WHAT THIS TASK INVOLVES:
Verbatim reproduction of the entries is required; images must be omitted.

Content starts

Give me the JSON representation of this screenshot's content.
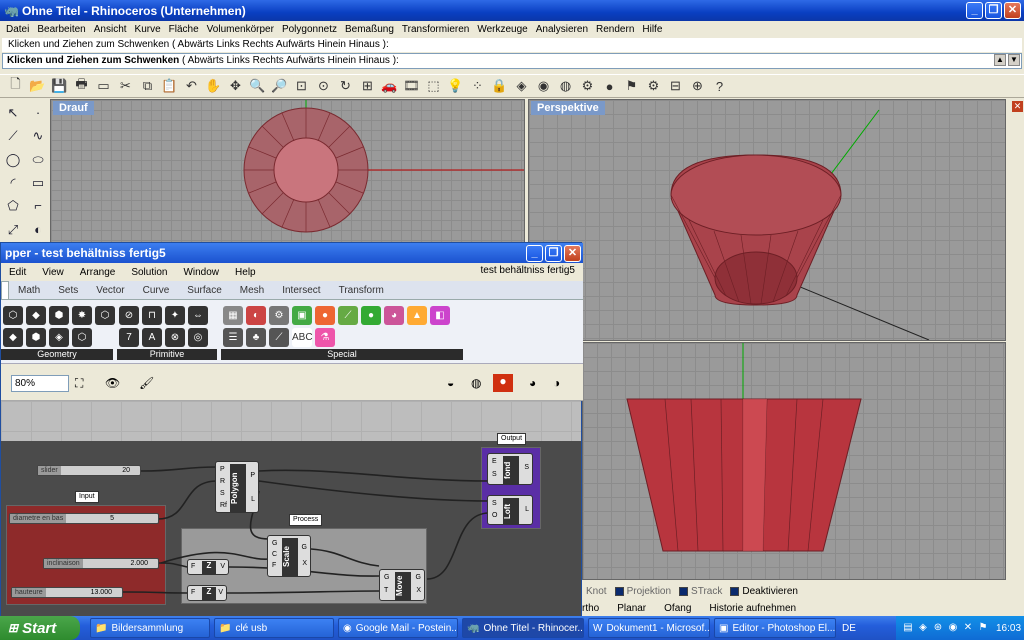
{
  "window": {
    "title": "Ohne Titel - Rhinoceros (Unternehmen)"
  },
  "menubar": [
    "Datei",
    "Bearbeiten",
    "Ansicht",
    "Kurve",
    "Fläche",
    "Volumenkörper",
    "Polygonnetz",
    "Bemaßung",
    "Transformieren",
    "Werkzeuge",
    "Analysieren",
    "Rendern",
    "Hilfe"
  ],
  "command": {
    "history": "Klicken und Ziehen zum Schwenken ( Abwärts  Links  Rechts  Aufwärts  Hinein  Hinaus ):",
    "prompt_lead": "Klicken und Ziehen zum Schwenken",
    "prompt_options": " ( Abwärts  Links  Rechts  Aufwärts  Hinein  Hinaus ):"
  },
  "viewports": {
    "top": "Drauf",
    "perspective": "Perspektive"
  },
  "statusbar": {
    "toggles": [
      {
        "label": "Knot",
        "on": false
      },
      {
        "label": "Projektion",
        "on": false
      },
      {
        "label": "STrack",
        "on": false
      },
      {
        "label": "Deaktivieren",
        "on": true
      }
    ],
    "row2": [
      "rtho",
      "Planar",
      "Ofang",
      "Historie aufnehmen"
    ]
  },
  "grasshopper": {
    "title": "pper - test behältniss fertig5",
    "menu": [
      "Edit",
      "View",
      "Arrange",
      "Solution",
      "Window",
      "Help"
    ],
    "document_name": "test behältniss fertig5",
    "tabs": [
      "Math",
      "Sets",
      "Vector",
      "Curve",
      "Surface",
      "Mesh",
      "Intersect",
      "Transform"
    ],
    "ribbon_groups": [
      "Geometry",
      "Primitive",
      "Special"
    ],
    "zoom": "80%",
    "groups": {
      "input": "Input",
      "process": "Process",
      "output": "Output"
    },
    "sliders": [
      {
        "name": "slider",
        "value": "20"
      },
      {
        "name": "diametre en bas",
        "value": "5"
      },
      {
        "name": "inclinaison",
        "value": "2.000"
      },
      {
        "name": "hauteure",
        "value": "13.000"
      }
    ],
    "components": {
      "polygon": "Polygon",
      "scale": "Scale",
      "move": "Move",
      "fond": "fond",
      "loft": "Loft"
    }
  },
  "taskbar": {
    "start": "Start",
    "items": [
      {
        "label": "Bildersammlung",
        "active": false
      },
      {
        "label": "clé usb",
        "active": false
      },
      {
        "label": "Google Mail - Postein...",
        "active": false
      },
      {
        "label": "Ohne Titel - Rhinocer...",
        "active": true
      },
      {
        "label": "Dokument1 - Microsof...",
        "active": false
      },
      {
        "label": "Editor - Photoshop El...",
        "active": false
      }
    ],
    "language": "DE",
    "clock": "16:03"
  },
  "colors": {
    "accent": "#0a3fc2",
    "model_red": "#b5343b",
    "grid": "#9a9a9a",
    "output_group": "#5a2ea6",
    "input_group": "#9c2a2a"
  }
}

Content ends

EXERCISE ANSWER:
Give me the JSON representation of this screenshot's content.
{
  "window": {
    "title": "Ohne Titel - Rhinoceros (Unternehmen)"
  },
  "menubar": [
    "Datei",
    "Bearbeiten",
    "Ansicht",
    "Kurve",
    "Fläche",
    "Volumenkörper",
    "Polygonnetz",
    "Bemaßung",
    "Transformieren",
    "Werkzeuge",
    "Analysieren",
    "Rendern",
    "Hilfe"
  ],
  "command": {
    "history": "Klicken und Ziehen zum Schwenken ( Abwärts  Links  Rechts  Aufwärts  Hinein  Hinaus ):",
    "prompt_lead": "Klicken und Ziehen zum Schwenken",
    "prompt_options": " ( Abwärts  Links  Rechts  Aufwärts  Hinein  Hinaus ):"
  },
  "viewports": {
    "top": "Drauf",
    "perspective": "Perspektive"
  },
  "statusbar": {
    "toggles": [
      {
        "label": "Knot",
        "on": false
      },
      {
        "label": "Projektion",
        "on": false
      },
      {
        "label": "STrack",
        "on": false
      },
      {
        "label": "Deaktivieren",
        "on": true
      }
    ],
    "row2": [
      "rtho",
      "Planar",
      "Ofang",
      "Historie aufnehmen"
    ]
  },
  "grasshopper": {
    "title": "pper - test behältniss fertig5",
    "menu": [
      "Edit",
      "View",
      "Arrange",
      "Solution",
      "Window",
      "Help"
    ],
    "document_name": "test behältniss fertig5",
    "tabs": [
      "Math",
      "Sets",
      "Vector",
      "Curve",
      "Surface",
      "Mesh",
      "Intersect",
      "Transform"
    ],
    "ribbon_groups": [
      "Geometry",
      "Primitive",
      "Special"
    ],
    "zoom": "80%",
    "groups": {
      "input": "Input",
      "process": "Process",
      "output": "Output"
    },
    "sliders": [
      {
        "name": "slider",
        "value": "20"
      },
      {
        "name": "diametre en bas",
        "value": "5"
      },
      {
        "name": "inclinaison",
        "value": "2.000"
      },
      {
        "name": "hauteure",
        "value": "13.000"
      }
    ],
    "components": {
      "polygon": "Polygon",
      "scale": "Scale",
      "move": "Move",
      "fond": "fond",
      "loft": "Loft"
    }
  },
  "taskbar": {
    "start": "Start",
    "items": [
      {
        "label": "Bildersammlung",
        "active": false
      },
      {
        "label": "clé usb",
        "active": false
      },
      {
        "label": "Google Mail - Postein...",
        "active": false
      },
      {
        "label": "Ohne Titel - Rhinocer...",
        "active": true
      },
      {
        "label": "Dokument1 - Microsof...",
        "active": false
      },
      {
        "label": "Editor - Photoshop El...",
        "active": false
      }
    ],
    "language": "DE",
    "clock": "16:03"
  },
  "colors": {
    "accent": "#0a3fc2",
    "model_red": "#b5343b",
    "grid": "#9a9a9a",
    "output_group": "#5a2ea6",
    "input_group": "#9c2a2a"
  }
}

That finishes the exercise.